© 2011, copyright Thomas MacEntee

10 comments:

Lynn Palermo said...

You continue to be an inspiration in more ways then one.

Kathryn Smith Lockhard said...

Homosexuality is something that I never thought much about until genealogy entered my life. I have found gays and lesbians on my family tree and have met a cousin I never knew I had who just happens to be gay, has found true love and recently celebrated their 7th anniversary. I do know that people are so much happier once they come "out of the closet" and learn that their family and friends still love them, how could you not. Thank you for your wonderful article.

Kathryn said...

Homosexuality is something that I never thought much about until genealogy entered my life. I have found gays and lesbians on my family tree and have met a cousin I never knew I had who just happens to be gay, has found true love and recently celebrated their 7th anniversary. I do know that people are so much happier once they come "out of the closet" and learn that their family and friends still love them, how could you not. Thank you for your wonderful article.

Teresa "Terri" Fraser said...

Thomas,

What a great post. Especially ...

"But one truth rings true for me: I am who I am and with purpose and reason. There is a reason I am on this journey and the route that is laid out in front of me. And I wouldn't change that route for the world."

You are such an inspiration.

Regards, Teresa Fraser

Deborah Andrew said...

Thomas,

GREAT post.
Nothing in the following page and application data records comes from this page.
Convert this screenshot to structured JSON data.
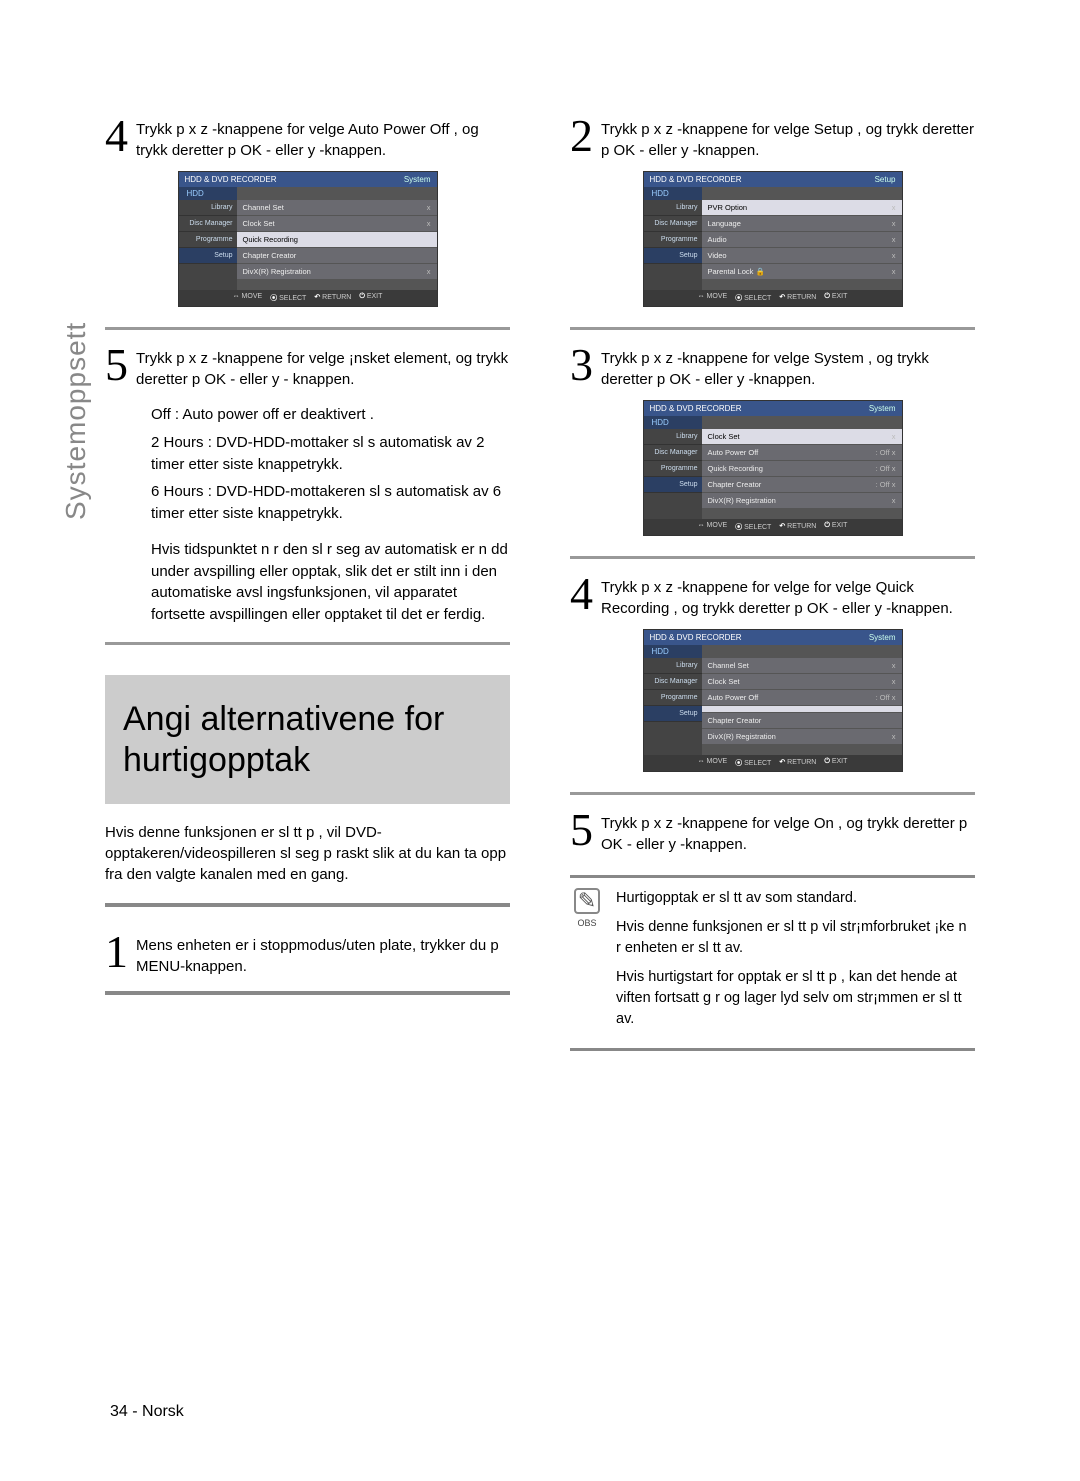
{
  "sidelabel": "Systemoppsett",
  "page_number": "34 - Norsk",
  "left": {
    "step4": "Trykk p    x z  -knappene for   velge  Auto Power Off , og trykk deretter p   OK - eller  y -knappen.",
    "step5": "Trykk p    x z  -knappene for   velge ¡nsket element, og trykk deretter p   OK - eller  y - knappen.",
    "off": "Off  : Auto power off er deaktivert .",
    "h2": "2 Hours  : DVD-HDD-mottaker sl s automatisk av 2 timer etter siste knappetrykk.",
    "h6": "6 Hours  : DVD-HDD-mottakeren sl s automatisk av 6 timer etter siste knappetrykk.",
    "tail": "Hvis tidspunktet n r den sl r seg av automatisk er n dd under avspilling eller opptak, slik det er stilt inn i den automatiske avsl ingsfunksjonen, vil apparatet fortsette avspillingen eller opptaket til det er ferdig.",
    "section_title": "Angi alternativene for hurtigopptak",
    "intro": "Hvis denne funksjonen er sl tt p , vil DVD-opptakeren/videospilleren sl  seg p  raskt slik at du kan ta opp fra den valgte kanalen med en gang.",
    "step1": "Mens enheten er i stoppmodus/uten plate, trykker du p  MENU-knappen."
  },
  "right": {
    "step2": "Trykk p    x z  -knappene for   velge  Setup , og trykk deretter p   OK - eller  y -knappen.",
    "step3": "Trykk p    x z  -knappene for   velge  System , og trykk deretter p   OK - eller  y -knappen.",
    "step4": "Trykk p    x z  -knappene for   velge for   velge Quick Recording  , og trykk deretter p   OK - eller y -knappen.",
    "step5": "Trykk p    x z  -knappene for   velge  On , og trykk deretter p   OK - eller  y -knappen.",
    "note1": "Hurtigopptak er sl tt av som standard.",
    "note2": "Hvis denne funksjonen er sl tt p  vil str¡mforbruket ¡ke n r enheten er sl tt av.",
    "note3": "Hvis hurtigstart for opptak er sl tt p , kan det hende at viften fortsatt g r og lager lyd selv om str¡mmen er sl tt av.",
    "obs": "OBS"
  },
  "osd": {
    "title": "HDD & DVD RECORDER",
    "hdd": "HDD",
    "nav": [
      "Library",
      "Disc Manager",
      "Programme",
      "Setup"
    ],
    "foot": {
      "move": "MOVE",
      "select": "SELECT",
      "return": "RETURN",
      "exit": "EXIT"
    },
    "left4": {
      "right": "System",
      "rows": [
        {
          "l": "Channel Set",
          "r": "x"
        },
        {
          "l": "Clock Set",
          "r": "x"
        },
        {
          "l": "Quick Recording",
          "r": ""
        },
        {
          "l": "Chapter Creator",
          "r": ""
        },
        {
          "l": "DivX(R) Registration",
          "r": "x"
        }
      ],
      "hiIndex": 2
    },
    "r2": {
      "right": "Setup",
      "rows": [
        {
          "l": "PVR Option",
          "r": "x"
        },
        {
          "l": "Language",
          "r": "x"
        },
        {
          "l": "Audio",
          "r": "x"
        },
        {
          "l": "Video",
          "r": "x"
        },
        {
          "l": "Parental Lock  🔒",
          "r": "x"
        }
      ],
      "hiIndex": 0
    },
    "r3": {
      "right": "System",
      "rows": [
        {
          "l": "Clock Set",
          "r": "x"
        },
        {
          "l": "Auto Power Off",
          "r": ": Off      x"
        },
        {
          "l": "Quick Recording",
          "r": ": Off      x"
        },
        {
          "l": "Chapter Creator",
          "r": ": Off      x"
        },
        {
          "l": "DivX(R) Registration",
          "r": "x"
        }
      ],
      "hiIndex": 0
    },
    "r4": {
      "right": "System",
      "rows": [
        {
          "l": "Channel Set",
          "r": "x"
        },
        {
          "l": "Clock Set",
          "r": "x"
        },
        {
          "l": "Auto Power Off",
          "r": ": Off      x"
        },
        {
          "l": "",
          "r": ""
        },
        {
          "l": "Chapter Creator",
          "r": ""
        },
        {
          "l": "DivX(R) Registration",
          "r": "x"
        }
      ],
      "hiIndex": 3
    }
  },
  "nums": {
    "n1": "1",
    "n2": "2",
    "n3": "3",
    "n4": "4",
    "n5": "5"
  }
}
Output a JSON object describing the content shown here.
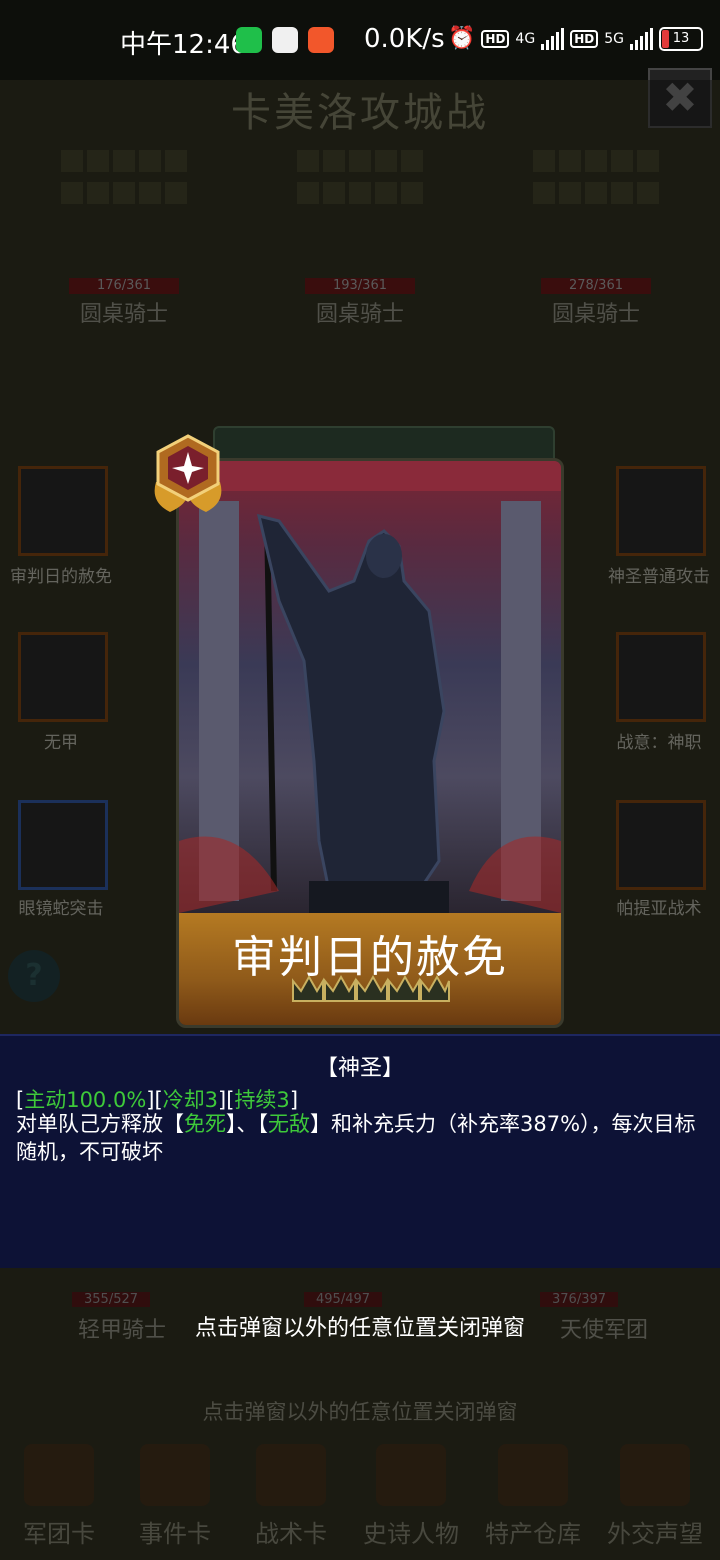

If there were more people with your mindset in the world, there would be far happier people and less hatred in this old world.

Now to answer your question about how do I document them. Like every other person on whom I do research....let them and the documents that they created speak for themselves.

I have often said that I don't pass judgements on my ancestors for things that they did because I know there are things that I have done in my life that they would not have approved of, so I don't do it to them.

Again, great post.

Dr. Bill (William L.) Smith said...

Thanks for the great post. Keep being who you are and what you do. We all appreciate it, very much. ;-)

DianaR said...

Great post as always, Thomas! It always surprises me that people find it in any way odd for LGBT people to be genealogists. I mean genealogy has often been the purview of the maiden aunt and no one questioned her! The aunt I had who was so involved, while married, did not have any children. But I am SO grateful for all she did.

Janice M. Sellers said...

You asked how do I document the gay members of my family. So far I have only living members that I know of, and I include them with their partners as I do everyone else. One of my cousins was surprised but very happy to learn that I was going to include his partner. I told him I wouldn't consider doing anything else.

Denise Hibsch Richmond said...

Bravo for this post Thomas. When the conversation at our dinner table on the cruise turned to how spouses met and number of years married, it seemed natural to me to ask you if you had a sweetheart. You are a leading advocate for all-inclusive genealogy, for LGBT individuals to be identified as such in genealogy software programs and for individuals with disabilities to access the software and webinars.

Jennifer said...

Great post Thomas!!!